[Records to use — start]

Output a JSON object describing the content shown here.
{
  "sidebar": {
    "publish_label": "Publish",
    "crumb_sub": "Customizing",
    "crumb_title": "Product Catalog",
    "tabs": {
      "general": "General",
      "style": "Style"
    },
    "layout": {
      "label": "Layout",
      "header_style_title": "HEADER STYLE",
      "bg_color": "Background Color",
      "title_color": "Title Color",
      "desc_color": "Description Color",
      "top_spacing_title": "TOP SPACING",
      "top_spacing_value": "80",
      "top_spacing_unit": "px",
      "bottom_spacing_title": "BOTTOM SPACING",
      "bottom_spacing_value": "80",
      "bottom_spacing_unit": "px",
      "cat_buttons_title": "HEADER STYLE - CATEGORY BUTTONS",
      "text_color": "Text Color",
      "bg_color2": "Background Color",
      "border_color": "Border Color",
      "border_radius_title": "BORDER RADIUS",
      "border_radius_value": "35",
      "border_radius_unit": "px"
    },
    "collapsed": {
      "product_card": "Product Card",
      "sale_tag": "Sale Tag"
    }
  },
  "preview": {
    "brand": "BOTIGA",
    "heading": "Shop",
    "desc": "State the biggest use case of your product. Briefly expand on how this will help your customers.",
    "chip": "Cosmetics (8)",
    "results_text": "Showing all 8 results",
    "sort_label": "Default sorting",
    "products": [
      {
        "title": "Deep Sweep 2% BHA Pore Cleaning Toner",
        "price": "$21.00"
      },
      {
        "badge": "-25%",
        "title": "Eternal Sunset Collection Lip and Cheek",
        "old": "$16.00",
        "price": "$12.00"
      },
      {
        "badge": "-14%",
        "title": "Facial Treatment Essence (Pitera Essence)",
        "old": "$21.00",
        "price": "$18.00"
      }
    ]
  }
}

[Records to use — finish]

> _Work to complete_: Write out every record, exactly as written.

> _Task result_:
Output a JSON object describing the content shown here.
{
  "sidebar": {
    "publish_label": "Publish",
    "crumb_sub": "Customizing",
    "crumb_title": "Product Catalog",
    "tabs": {
      "general": "General",
      "style": "Style"
    },
    "layout": {
      "label": "Layout",
      "header_style_title": "HEADER STYLE",
      "bg_color": "Background Color",
      "title_color": "Title Color",
      "desc_color": "Description Color",
      "top_spacing_title": "TOP SPACING",
      "top_spacing_value": "80",
      "top_spacing_unit": "px",
      "bottom_spacing_title": "BOTTOM SPACING",
      "bottom_spacing_value": "80",
      "bottom_spacing_unit": "px",
      "cat_buttons_title": "HEADER STYLE - CATEGORY BUTTONS",
      "text_color": "Text Color",
      "bg_color2": "Background Color",
      "border_color": "Border Color",
      "border_radius_title": "BORDER RADIUS",
      "border_radius_value": "35",
      "border_radius_unit": "px"
    },
    "collapsed": {
      "product_card": "Product Card",
      "sale_tag": "Sale Tag"
    }
  },
  "preview": {
    "brand": "BOTIGA",
    "heading": "Shop",
    "desc": "State the biggest use case of your product. Briefly expand on how this will help your customers.",
    "chip": "Cosmetics (8)",
    "results_text": "Showing all 8 results",
    "sort_label": "Default sorting",
    "products": [
      {
        "title": "Deep Sweep 2% BHA Pore Cleaning Toner",
        "price": "$21.00"
      },
      {
        "badge": "-25%",
        "title": "Eternal Sunset Collection Lip and Cheek",
        "old": "$16.00",
        "price": "$12.00"
      },
      {
        "badge": "-14%",
        "title": "Facial Treatment Essence (Pitera Essence)",
        "old": "$21.00",
        "price": "$18.00"
      }
    ]
  }
}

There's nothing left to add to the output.